/---
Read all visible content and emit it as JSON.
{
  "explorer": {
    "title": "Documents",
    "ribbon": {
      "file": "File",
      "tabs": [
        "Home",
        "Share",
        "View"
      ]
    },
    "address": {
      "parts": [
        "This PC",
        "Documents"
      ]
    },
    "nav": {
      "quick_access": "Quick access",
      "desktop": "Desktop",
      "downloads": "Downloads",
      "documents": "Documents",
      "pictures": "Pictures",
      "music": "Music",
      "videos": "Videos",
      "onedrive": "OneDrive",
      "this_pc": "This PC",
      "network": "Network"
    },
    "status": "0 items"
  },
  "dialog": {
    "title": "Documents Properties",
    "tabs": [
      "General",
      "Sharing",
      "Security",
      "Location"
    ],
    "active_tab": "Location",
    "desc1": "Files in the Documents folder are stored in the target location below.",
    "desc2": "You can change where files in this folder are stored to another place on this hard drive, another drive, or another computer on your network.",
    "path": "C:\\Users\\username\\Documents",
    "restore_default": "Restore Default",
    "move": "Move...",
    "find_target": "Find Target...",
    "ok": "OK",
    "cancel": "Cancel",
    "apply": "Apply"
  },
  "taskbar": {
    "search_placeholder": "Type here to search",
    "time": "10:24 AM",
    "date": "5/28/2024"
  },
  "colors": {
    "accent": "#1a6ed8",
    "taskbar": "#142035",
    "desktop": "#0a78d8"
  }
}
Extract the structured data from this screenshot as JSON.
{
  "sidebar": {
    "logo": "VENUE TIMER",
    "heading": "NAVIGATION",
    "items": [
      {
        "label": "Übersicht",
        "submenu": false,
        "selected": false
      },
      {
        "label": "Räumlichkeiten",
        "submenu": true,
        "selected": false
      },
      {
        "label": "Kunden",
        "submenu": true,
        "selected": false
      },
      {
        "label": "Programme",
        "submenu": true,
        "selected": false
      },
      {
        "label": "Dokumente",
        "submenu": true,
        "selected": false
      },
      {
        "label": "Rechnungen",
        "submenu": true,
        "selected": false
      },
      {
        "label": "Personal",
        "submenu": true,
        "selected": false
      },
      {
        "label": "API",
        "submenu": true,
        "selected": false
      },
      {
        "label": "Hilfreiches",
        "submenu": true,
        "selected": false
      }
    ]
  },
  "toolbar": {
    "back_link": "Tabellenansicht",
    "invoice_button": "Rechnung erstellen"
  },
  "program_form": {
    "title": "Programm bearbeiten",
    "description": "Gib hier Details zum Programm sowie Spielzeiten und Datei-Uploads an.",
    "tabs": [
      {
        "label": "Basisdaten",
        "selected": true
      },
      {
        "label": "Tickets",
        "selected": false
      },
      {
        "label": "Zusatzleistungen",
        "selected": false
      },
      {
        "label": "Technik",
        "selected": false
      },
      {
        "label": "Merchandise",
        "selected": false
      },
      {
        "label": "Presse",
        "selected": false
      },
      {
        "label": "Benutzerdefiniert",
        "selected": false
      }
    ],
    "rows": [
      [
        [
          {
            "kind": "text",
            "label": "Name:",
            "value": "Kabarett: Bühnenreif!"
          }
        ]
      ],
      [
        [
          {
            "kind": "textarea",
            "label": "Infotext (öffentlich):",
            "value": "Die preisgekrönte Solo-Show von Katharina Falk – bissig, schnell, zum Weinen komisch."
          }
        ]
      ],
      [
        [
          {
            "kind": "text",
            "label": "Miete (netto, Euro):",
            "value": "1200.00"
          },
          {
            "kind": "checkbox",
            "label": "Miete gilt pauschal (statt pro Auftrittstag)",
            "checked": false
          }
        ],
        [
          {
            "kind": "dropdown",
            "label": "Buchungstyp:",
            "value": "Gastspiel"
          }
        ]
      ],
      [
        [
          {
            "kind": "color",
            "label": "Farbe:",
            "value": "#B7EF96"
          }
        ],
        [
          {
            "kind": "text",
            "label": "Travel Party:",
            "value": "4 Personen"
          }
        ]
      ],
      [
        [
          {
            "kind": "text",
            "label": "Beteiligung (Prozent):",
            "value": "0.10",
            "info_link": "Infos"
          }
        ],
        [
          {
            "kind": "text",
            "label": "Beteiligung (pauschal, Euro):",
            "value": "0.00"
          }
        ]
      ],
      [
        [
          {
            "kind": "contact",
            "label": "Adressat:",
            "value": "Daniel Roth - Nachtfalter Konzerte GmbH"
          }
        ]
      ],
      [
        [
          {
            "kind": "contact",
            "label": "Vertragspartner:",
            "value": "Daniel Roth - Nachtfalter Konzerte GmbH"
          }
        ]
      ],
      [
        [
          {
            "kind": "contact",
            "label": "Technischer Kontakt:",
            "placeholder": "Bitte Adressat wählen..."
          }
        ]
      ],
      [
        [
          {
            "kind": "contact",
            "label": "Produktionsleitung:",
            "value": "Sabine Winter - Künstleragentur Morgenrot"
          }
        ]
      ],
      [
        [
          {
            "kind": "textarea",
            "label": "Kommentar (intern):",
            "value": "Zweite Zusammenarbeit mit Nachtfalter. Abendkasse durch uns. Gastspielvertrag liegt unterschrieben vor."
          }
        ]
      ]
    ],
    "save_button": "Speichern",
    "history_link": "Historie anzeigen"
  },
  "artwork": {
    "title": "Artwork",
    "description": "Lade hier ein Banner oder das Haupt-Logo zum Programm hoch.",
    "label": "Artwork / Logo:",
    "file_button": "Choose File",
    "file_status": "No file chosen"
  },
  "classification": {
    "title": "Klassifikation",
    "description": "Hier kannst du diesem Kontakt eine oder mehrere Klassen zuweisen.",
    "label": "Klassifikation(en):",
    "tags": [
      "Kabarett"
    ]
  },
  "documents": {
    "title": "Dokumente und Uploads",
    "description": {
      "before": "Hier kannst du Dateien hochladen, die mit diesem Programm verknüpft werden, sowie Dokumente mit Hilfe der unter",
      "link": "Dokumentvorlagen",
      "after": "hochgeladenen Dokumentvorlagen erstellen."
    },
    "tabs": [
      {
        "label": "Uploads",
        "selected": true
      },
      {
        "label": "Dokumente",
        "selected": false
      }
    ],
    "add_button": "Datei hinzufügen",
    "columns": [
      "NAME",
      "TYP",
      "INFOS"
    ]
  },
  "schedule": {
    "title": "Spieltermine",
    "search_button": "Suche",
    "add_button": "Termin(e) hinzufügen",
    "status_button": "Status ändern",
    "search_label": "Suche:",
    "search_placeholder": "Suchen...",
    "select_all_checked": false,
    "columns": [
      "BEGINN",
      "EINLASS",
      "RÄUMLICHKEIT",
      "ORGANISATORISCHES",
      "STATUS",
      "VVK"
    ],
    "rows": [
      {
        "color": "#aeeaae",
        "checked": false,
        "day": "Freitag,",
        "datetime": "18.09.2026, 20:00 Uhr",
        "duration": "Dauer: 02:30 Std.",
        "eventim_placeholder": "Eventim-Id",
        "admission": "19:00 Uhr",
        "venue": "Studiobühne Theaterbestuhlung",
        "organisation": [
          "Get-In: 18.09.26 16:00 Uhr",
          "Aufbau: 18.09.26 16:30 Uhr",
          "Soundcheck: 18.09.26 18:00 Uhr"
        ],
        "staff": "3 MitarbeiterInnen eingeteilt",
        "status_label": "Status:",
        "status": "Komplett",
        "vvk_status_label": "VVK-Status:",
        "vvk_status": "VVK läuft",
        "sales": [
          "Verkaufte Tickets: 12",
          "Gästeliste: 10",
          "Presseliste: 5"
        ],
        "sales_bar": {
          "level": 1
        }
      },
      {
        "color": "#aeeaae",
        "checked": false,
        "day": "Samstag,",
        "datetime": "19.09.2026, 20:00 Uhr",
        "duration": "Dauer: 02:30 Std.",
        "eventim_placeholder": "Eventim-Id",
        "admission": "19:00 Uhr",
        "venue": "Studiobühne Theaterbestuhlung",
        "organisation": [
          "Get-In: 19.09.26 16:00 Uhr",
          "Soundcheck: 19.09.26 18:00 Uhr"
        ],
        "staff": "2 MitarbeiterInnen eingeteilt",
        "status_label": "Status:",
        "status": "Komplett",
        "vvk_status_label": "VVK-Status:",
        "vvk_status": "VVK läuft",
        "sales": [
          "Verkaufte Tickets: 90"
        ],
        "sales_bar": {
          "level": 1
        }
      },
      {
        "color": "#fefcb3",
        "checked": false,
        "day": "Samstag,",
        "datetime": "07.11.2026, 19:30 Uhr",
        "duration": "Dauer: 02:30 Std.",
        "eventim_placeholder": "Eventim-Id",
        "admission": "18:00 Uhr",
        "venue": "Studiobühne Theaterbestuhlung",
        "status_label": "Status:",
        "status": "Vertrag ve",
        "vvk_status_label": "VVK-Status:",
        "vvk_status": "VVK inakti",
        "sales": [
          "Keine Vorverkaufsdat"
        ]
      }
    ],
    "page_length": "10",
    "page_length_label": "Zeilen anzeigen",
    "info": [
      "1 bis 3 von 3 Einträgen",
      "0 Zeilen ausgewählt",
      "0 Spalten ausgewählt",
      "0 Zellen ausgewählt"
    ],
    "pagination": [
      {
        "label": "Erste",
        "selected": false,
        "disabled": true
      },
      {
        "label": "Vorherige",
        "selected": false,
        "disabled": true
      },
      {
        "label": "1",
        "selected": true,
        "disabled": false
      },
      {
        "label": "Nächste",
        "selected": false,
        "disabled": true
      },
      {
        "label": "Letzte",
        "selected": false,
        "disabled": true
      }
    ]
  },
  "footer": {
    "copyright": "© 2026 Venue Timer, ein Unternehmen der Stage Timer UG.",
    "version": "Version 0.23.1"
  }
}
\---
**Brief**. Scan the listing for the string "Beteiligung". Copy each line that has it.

**Problem solution**.
            "label": "Beteiligung (Prozent):",
            "label": "Beteiligung (pauschal, Euro):",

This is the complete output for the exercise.